What happens if Russia bans crypto?
Bank of Russia proposes banning cryptocurrency use and mining, but the impact on the market might be limited.
Russia may be the next large country to ban crypto — or some portion of it — according to a consultation paper by the Bank of Russia. Cryptocurrencies are volatile and used in illegal activities and fraud, the paper released last week claims. This poses a threat to Russian citizens and the national economy, it says.
This possibility is probably a reason for crypto's recent sharp pullback. But such a move might not impact the value of your crypto all that seriously.
Bank of Russia proposes full ban on crypto
The proposal would include banning or prohibiting:
- Cryptocurrencies as means of payment for goods, works and services.
- Cryptocurrency exchanges and P2P platforms on Russian soil.
- Financial institutions from investing in cryptocurrencies and related instruments.
- Cryptocurrency mining.
The bank, however, doesn't suggest banning crypto ownership by private citizens. Also, citizens are free to exchange cryptocurrencies if they own offshore accounts.
Russian ban on crypto may not affect the crypto markets significantly
A full ban on crypto in Russia could impact the markets in two ways — it'll take out one portion of crypto miners and may remove a small fraction of crypto transactions from the market.
But it's unlikely to have a huge impact on the crypto market for two reasons.
One: Russia is the third-largest Bitcoin miner
Only the US and Kazakhstan mine more Bitcoin than Russia, so Russia's role is significant.
However, as we saw in 2021 when China banned crypto mining, the price of Bitcoin and other cryptocurrencies dropped briefly and then quickly recovered to make their highest highs ever in November 2021.
Crypto miners simply moved from China to Kazakhstan and continued their operations there. They might have to move again, but mining wouldn't stop.
Two: Crypto transactions in Russia are a small part of the whole crypto market
Russians conduct over US$5 billion worth of crypto transactions in a year, according to the Bank of Russia. This may sound like a lot, but the crypto market saw a massive US$15.8 trillion in transaction volume in 2021. In the grand scheme of things, Russians contributed only 0.03% of all crypto transactions last year. Remove that and the market may not even notice.
On the other hand, there are US$92 billion in crypto assets held in wallets in Russia. That's 6.5% of the whole crypto market, valued at US$1.5 trillion as of January 2022. While this is a larger percentage than the crypto transactions volume, it's unlikely that every Russian would sell their crypto assets right away, especially since Bank of Russia doesn't plan to ban crypto ownership.
Not everyone in Russia likes the idea of banning crypto
"No developed country bans cryptocurrencies. Reason: such a ban will inevitably slow down the development of blockchain technologies in general.
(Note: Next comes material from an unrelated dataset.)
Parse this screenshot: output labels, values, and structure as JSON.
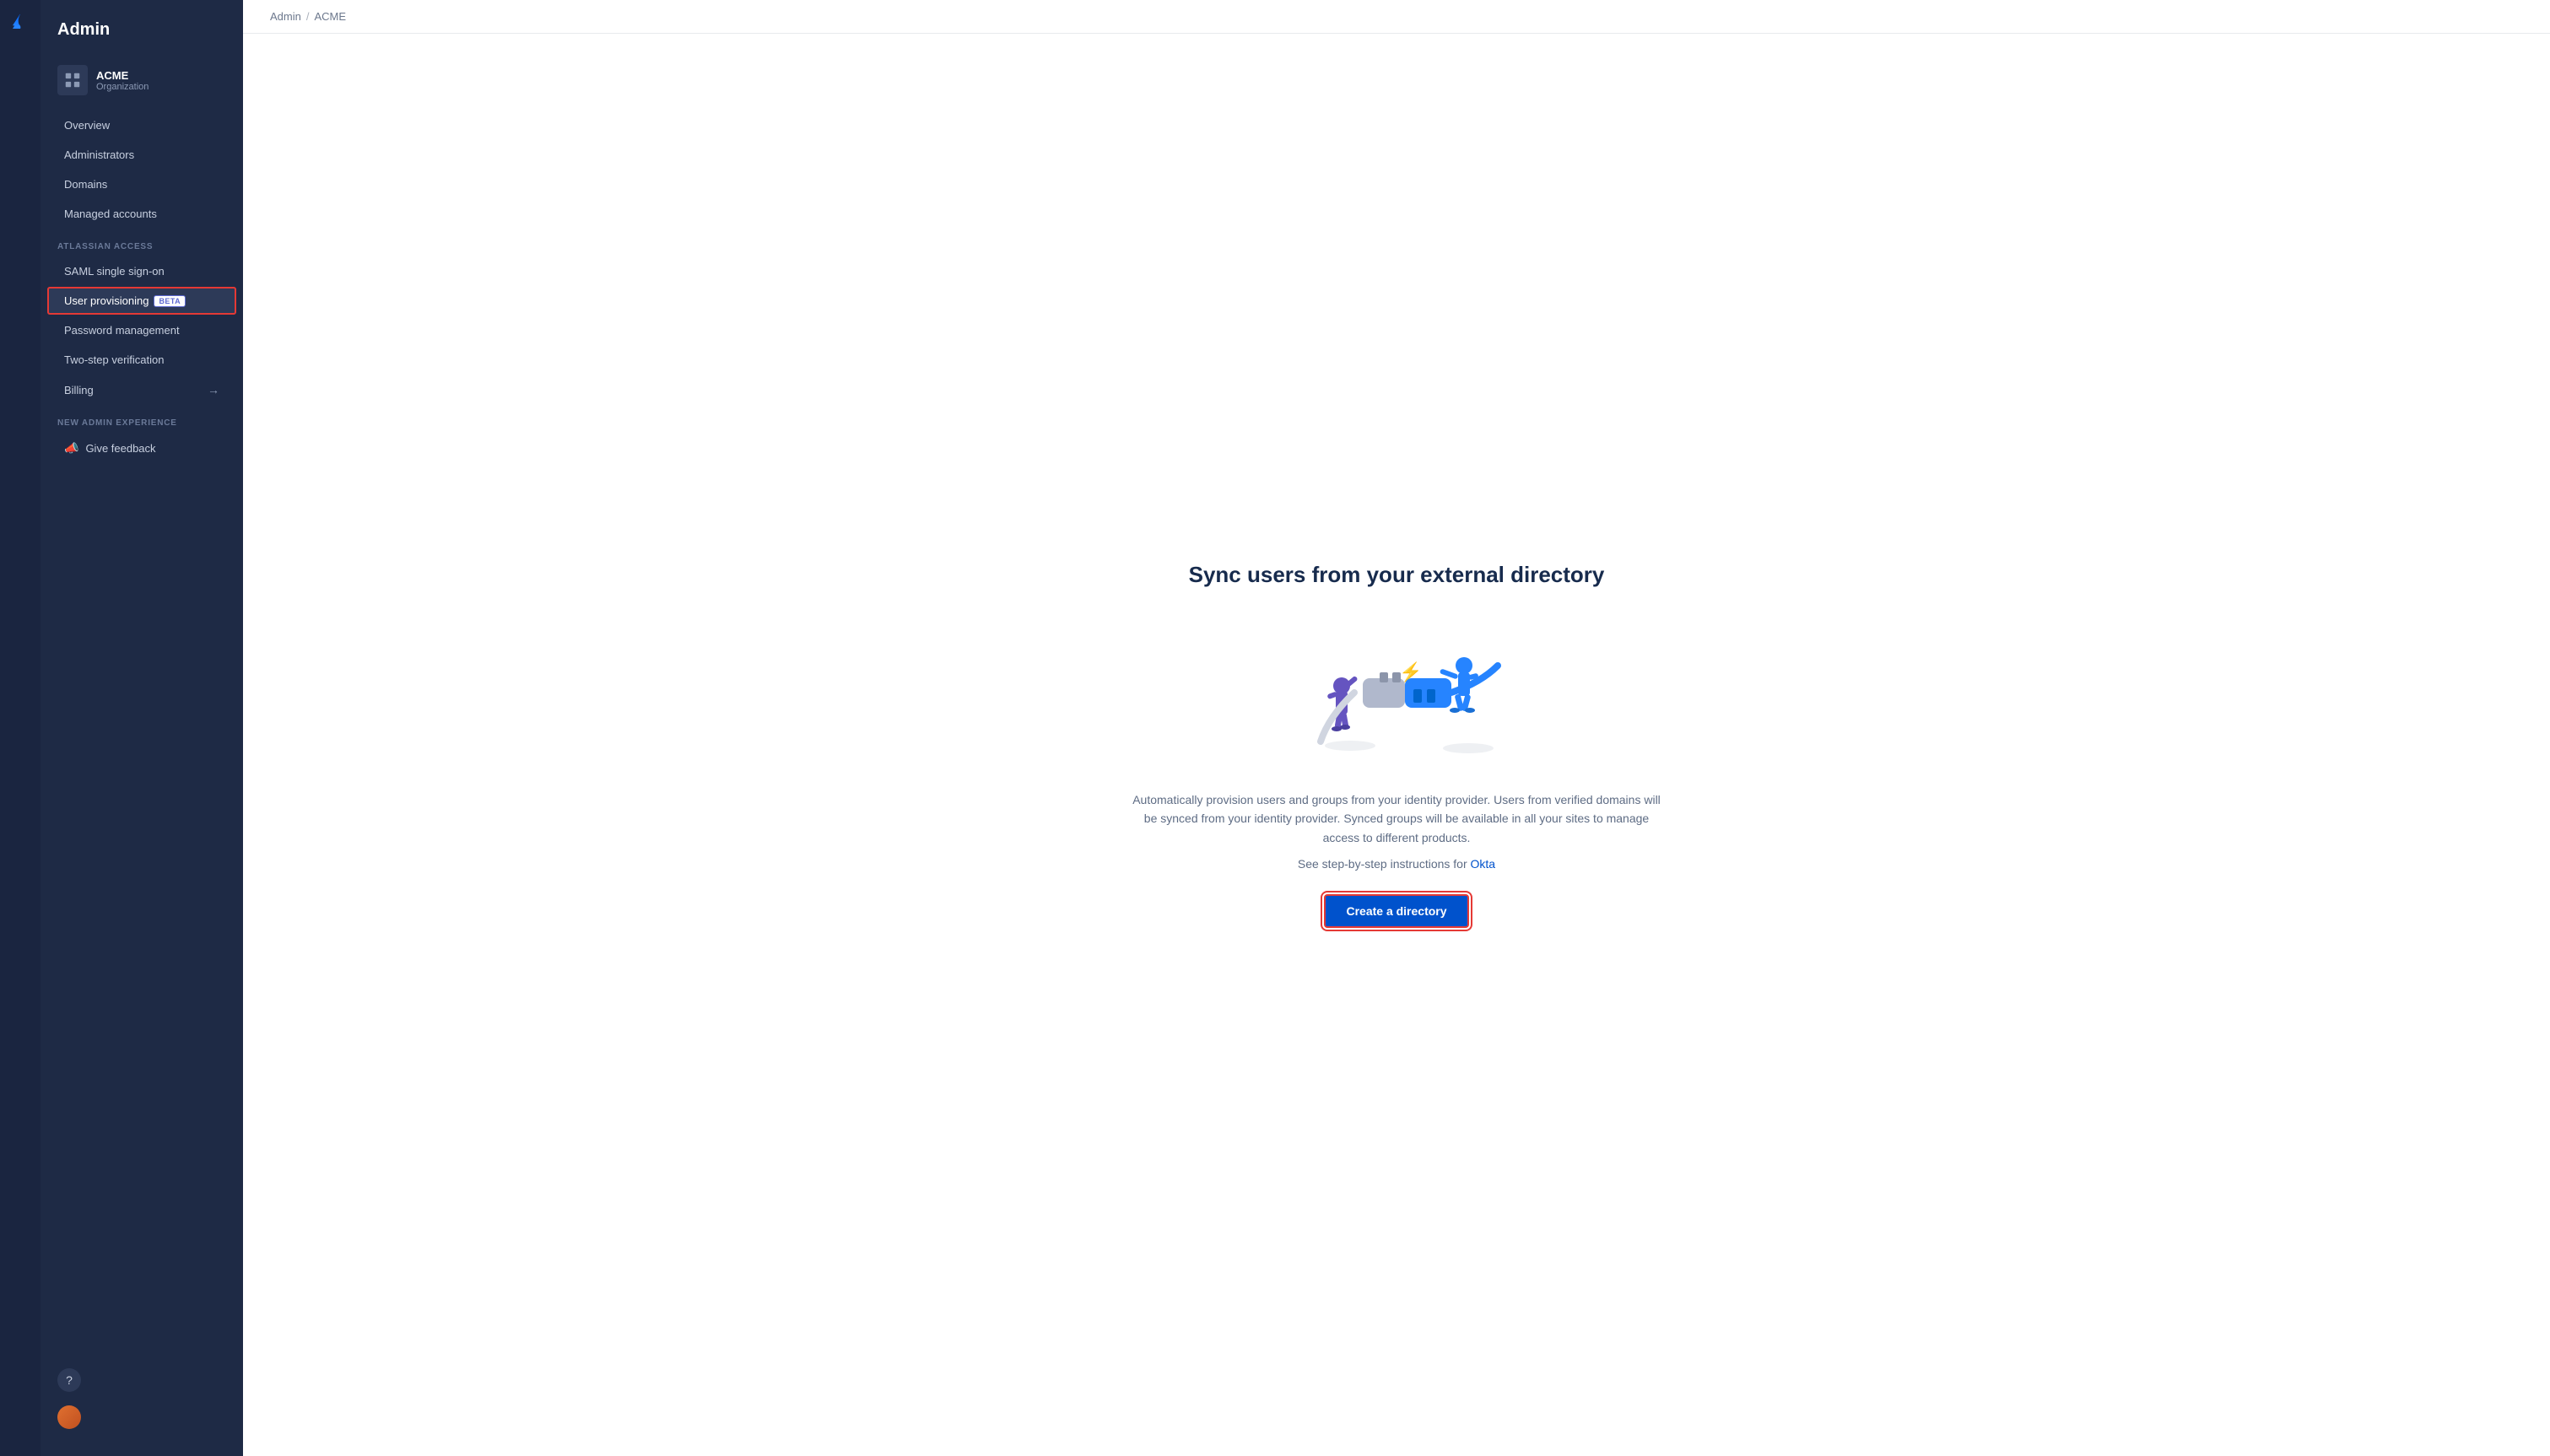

These technologies improve the efficiency and safety of many human activities, from finance to arts," said Pavel Durov, founder of Telegram, a popular messaging app in the crypto sphere.
What's more, "banning crypto will lead to an outflow of IT specialists from the country and destroy sectors in the high-tech economy," he continued. And there are a high number of qualified experts in the field. Instead, it would be better to regulate cryptocurrencies instead of banning them.
On a similar page is the chairman of the State Duma Committee on Industry and Trade, Vladimir Gutenev, who told the RIA Novosti news agency, "Russia may permit the use of gold-backed stablecoins and the mining of cryptocurrencies under government control."
Having government control means miners will pay taxes, and their facilities will be powered transparently in Russian regions where energy sources are abundant and climate conditions are favourable.
Kliment Dukovski owns Bitcoin as of the publishing date.